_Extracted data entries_

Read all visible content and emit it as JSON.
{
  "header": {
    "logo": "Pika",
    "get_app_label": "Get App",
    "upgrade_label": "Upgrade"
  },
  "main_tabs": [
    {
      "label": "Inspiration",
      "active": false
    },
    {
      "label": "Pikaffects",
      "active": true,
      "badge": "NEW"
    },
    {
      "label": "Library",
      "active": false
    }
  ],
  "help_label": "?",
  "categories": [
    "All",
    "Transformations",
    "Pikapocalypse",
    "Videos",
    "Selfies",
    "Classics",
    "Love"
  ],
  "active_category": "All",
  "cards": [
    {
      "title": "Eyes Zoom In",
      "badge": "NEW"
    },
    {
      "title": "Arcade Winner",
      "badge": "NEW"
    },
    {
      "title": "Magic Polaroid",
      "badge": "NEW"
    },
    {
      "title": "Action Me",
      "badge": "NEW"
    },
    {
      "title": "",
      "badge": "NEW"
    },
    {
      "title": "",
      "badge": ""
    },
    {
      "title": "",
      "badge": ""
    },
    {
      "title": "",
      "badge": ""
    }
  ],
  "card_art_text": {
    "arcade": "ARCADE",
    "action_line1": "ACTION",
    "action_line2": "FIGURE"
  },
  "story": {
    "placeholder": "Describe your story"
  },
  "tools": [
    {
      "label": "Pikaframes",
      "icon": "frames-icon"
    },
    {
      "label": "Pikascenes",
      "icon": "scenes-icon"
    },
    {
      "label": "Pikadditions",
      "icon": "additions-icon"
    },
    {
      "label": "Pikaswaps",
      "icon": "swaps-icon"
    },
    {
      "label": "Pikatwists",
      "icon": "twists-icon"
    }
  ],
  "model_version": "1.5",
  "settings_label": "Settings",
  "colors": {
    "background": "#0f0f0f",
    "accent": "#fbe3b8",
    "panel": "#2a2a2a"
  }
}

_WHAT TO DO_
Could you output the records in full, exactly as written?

_EXERCISE OUTPUT_
Read all visible content and emit it as JSON.
{
  "header": {
    "logo": "Pika",
    "get_app_label": "Get App",
    "upgrade_label": "Upgrade"
  },
  "main_tabs": [
    {
      "label": "Inspiration",
      "active": false
    },
    {
      "label": "Pikaffects",
      "active": true,
      "badge": "NEW"
    },
    {
      "label": "Library",
      "active": false
    }
  ],
  "help_label": "?",
  "categories": [
    "All",
    "Transformations",
    "Pikapocalypse",
    "Videos",
    "Selfies",
    "Classics",
    "Love"
  ],
  "active_category": "All",
  "cards": [
    {
      "title": "Eyes Zoom In",
      "badge": "NEW"
    },
    {
      "title": "Arcade Winner",
      "badge": "NEW"
    },
    {
      "title": "Magic Polaroid",
      "badge": "NEW"
    },
    {
      "title": "Action Me",
      "badge": "NEW"
    },
    {
      "title": "",
      "badge": "NEW"
    },
    {
      "title": "",
      "badge": ""
    },
    {
      "title": "",
      "badge": ""
    },
    {
      "title": "",
      "badge": ""
    }
  ],
  "card_art_text": {
    "arcade": "ARCADE",
    "action_line1": "ACTION",
    "action_line2": "FIGURE"
  },
  "story": {
    "placeholder": "Describe your story"
  },
  "tools": [
    {
      "label": "Pikaframes",
      "icon": "frames-icon"
    },
    {
      "label": "Pikascenes",
      "icon": "scenes-icon"
    },
    {
      "label": "Pikadditions",
      "icon": "additions-icon"
    },
    {
      "label": "Pikaswaps",
      "icon": "swaps-icon"
    },
    {
      "label": "Pikatwists",
      "icon": "twists-icon"
    }
  ],
  "model_version": "1.5",
  "settings_label": "Settings",
  "colors": {
    "background": "#0f0f0f",
    "accent": "#fbe3b8",
    "panel": "#2a2a2a"
  }
}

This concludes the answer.